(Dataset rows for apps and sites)

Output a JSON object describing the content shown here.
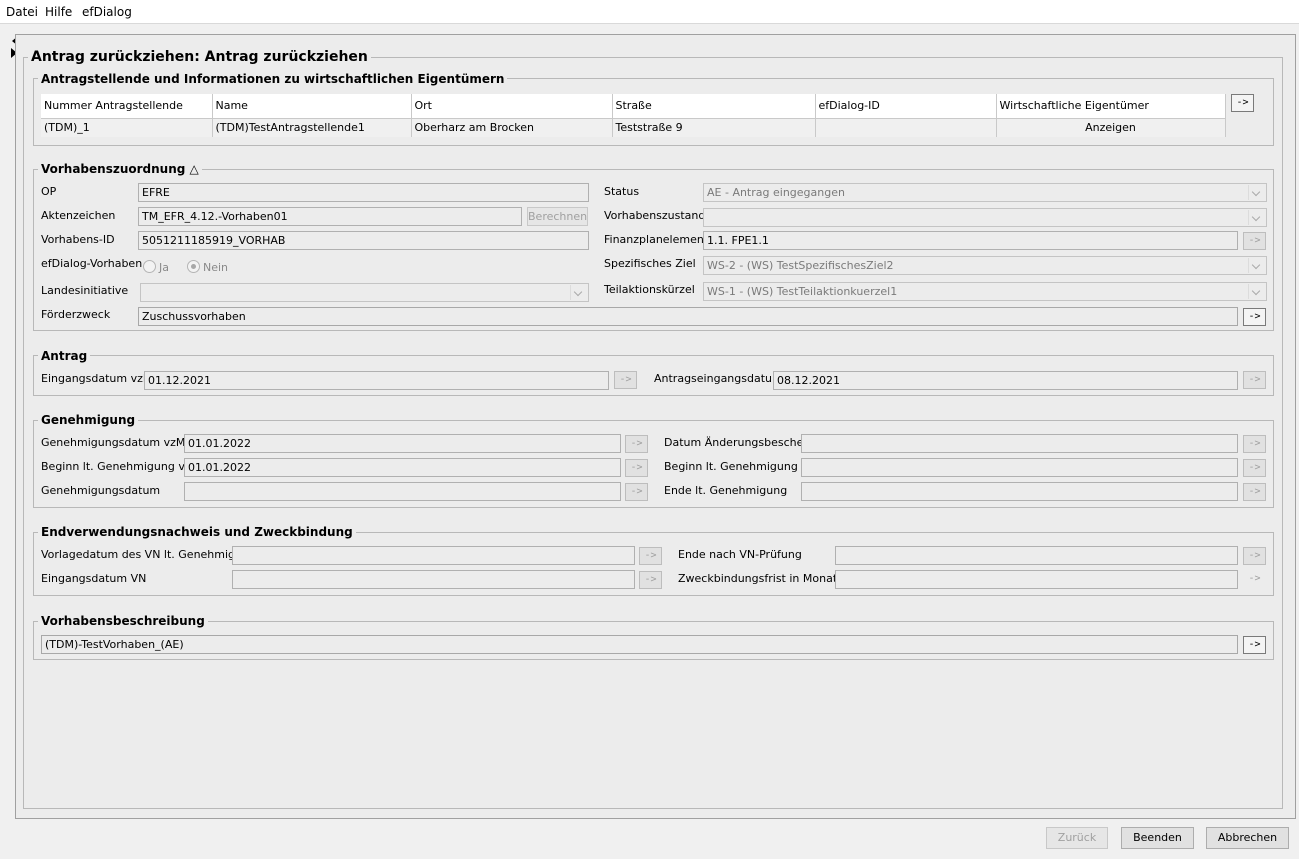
{
  "menu": {
    "datei": "Datei",
    "hilfe": "Hilfe",
    "efdialog": "efDialog"
  },
  "page_title": "Antrag zurückziehen: Antrag zurückziehen",
  "applicants": {
    "legend": "Antragstellende und Informationen zu wirtschaftlichen Eigentümern",
    "columns": [
      "Nummer Antragstellende",
      "Name",
      "Ort",
      "Straße",
      "efDialog-ID",
      "Wirtschaftliche Eigentümer"
    ],
    "rows": [
      {
        "nummer": "(TDM)_1",
        "name": "(TDM)TestAntragstellende1",
        "ort": "Oberharz am Brocken",
        "strasse": "Teststraße 9",
        "efdialog_id": "",
        "eigentuemer": "Anzeigen"
      }
    ],
    "arrow": "->"
  },
  "vorhaben": {
    "legend": "Vorhabenszuordnung",
    "legend_icon": "△",
    "op_label": "OP",
    "op_value": "EFRE",
    "akten_label": "Aktenzeichen",
    "akten_value": "TM_EFR_4.12.-Vorhaben01",
    "berechnen": "Berechnen",
    "vid_label": "Vorhabens-ID",
    "vid_value": "5051211185919_VORHAB",
    "efd_label": "efDialog-Vorhaben",
    "radio_ja": "Ja",
    "radio_nein": "Nein",
    "landes_label": "Landesinitiative",
    "landes_value": "",
    "zweck_label": "Förderzweck",
    "zweck_value": "Zuschussvorhaben",
    "status_label": "Status",
    "status_value": "AE - Antrag eingegangen",
    "zustand_label": "Vorhabenszustand",
    "zustand_value": "",
    "finanz_label": "Finanzplanelement",
    "finanz_value": "1.1. FPE1.1",
    "ziel_label": "Spezifisches Ziel",
    "ziel_value": "WS-2 - (WS) TestSpezifischesZiel2",
    "teil_label": "Teilaktionskürzel",
    "teil_value": "WS-1 - (WS) TestTeilaktionkuerzel1"
  },
  "antrag": {
    "legend": "Antrag",
    "eingang_label": "Eingangsdatum vzM",
    "eingang_value": "01.12.2021",
    "antragseingang_label": "Antragseingangsdatum",
    "antragseingang_value": "08.12.2021"
  },
  "genehmigung": {
    "legend": "Genehmigung",
    "gdat_vzm_label": "Genehmigungsdatum vzM",
    "gdat_vzm_value": "01.01.2022",
    "beginn_vzm_label": "Beginn lt. Genehmigung vzM",
    "beginn_vzm_value": "01.01.2022",
    "gdat_label": "Genehmigungsdatum",
    "gdat_value": "",
    "aend_label": "Datum Änderungsbescheid",
    "aend_value": "",
    "beginn_label": "Beginn lt. Genehmigung",
    "beginn_value": "",
    "ende_label": "Ende lt. Genehmigung",
    "ende_value": ""
  },
  "endverwendung": {
    "legend": "Endverwendungsnachweis und Zweckbindung",
    "vorlage_label": "Vorlagedatum des VN lt. Genehmigung",
    "vorlage_value": "",
    "eingang_vn_label": "Eingangsdatum VN",
    "eingang_vn_value": "",
    "ende_vn_label": "Ende nach VN-Prüfung",
    "ende_vn_value": "",
    "frist_label": "Zweckbindungsfrist in Monaten",
    "frist_value": ""
  },
  "beschreibung": {
    "legend": "Vorhabensbeschreibung",
    "value": "(TDM)-TestVorhaben_(AE)"
  },
  "buttons": {
    "arrow": "->",
    "zurueck": "Zurück",
    "beenden": "Beenden",
    "abbrechen": "Abbrechen"
  }
}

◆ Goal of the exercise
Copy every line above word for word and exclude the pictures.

◆ Result of the task
Output a JSON object describing the content shown here.
{
  "menu": {
    "datei": "Datei",
    "hilfe": "Hilfe",
    "efdialog": "efDialog"
  },
  "page_title": "Antrag zurückziehen: Antrag zurückziehen",
  "applicants": {
    "legend": "Antragstellende und Informationen zu wirtschaftlichen Eigentümern",
    "columns": [
      "Nummer Antragstellende",
      "Name",
      "Ort",
      "Straße",
      "efDialog-ID",
      "Wirtschaftliche Eigentümer"
    ],
    "rows": [
      {
        "nummer": "(TDM)_1",
        "name": "(TDM)TestAntragstellende1",
        "ort": "Oberharz am Brocken",
        "strasse": "Teststraße 9",
        "efdialog_id": "",
        "eigentuemer": "Anzeigen"
      }
    ],
    "arrow": "->"
  },
  "vorhaben": {
    "legend": "Vorhabenszuordnung",
    "legend_icon": "△",
    "op_label": "OP",
    "op_value": "EFRE",
    "akten_label": "Aktenzeichen",
    "akten_value": "TM_EFR_4.12.-Vorhaben01",
    "berechnen": "Berechnen",
    "vid_label": "Vorhabens-ID",
    "vid_value": "5051211185919_VORHAB",
    "efd_label": "efDialog-Vorhaben",
    "radio_ja": "Ja",
    "radio_nein": "Nein",
    "landes_label": "Landesinitiative",
    "landes_value": "",
    "zweck_label": "Förderzweck",
    "zweck_value": "Zuschussvorhaben",
    "status_label": "Status",
    "status_value": "AE - Antrag eingegangen",
    "zustand_label": "Vorhabenszustand",
    "zustand_value": "",
    "finanz_label": "Finanzplanelement",
    "finanz_value": "1.1. FPE1.1",
    "ziel_label": "Spezifisches Ziel",
    "ziel_value": "WS-2 - (WS) TestSpezifischesZiel2",
    "teil_label": "Teilaktionskürzel",
    "teil_value": "WS-1 - (WS) TestTeilaktionkuerzel1"
  },
  "antrag": {
    "legend": "Antrag",
    "eingang_label": "Eingangsdatum vzM",
    "eingang_value": "01.12.2021",
    "antragseingang_label": "Antragseingangsdatum",
    "antragseingang_value": "08.12.2021"
  },
  "genehmigung": {
    "legend": "Genehmigung",
    "gdat_vzm_label": "Genehmigungsdatum vzM",
    "gdat_vzm_value": "01.01.2022",
    "beginn_vzm_label": "Beginn lt. Genehmigung vzM",
    "beginn_vzm_value": "01.01.2022",
    "gdat_label": "Genehmigungsdatum",
    "gdat_value": "",
    "aend_label": "Datum Änderungsbescheid",
    "aend_value": "",
    "beginn_label": "Beginn lt. Genehmigung",
    "beginn_value": "",
    "ende_label": "Ende lt. Genehmigung",
    "ende_value": ""
  },
  "endverwendung": {
    "legend": "Endverwendungsnachweis und Zweckbindung",
    "vorlage_label": "Vorlagedatum des VN lt. Genehmigung",
    "vorlage_value": "",
    "eingang_vn_label": "Eingangsdatum VN",
    "eingang_vn_value": "",
    "ende_vn_label": "Ende nach VN-Prüfung",
    "ende_vn_value": "",
    "frist_label": "Zweckbindungsfrist in Monaten",
    "frist_value": ""
  },
  "beschreibung": {
    "legend": "Vorhabensbeschreibung",
    "value": "(TDM)-TestVorhaben_(AE)"
  },
  "buttons": {
    "arrow": "->",
    "zurueck": "Zurück",
    "beenden": "Beenden",
    "abbrechen": "Abbrechen"
  }
}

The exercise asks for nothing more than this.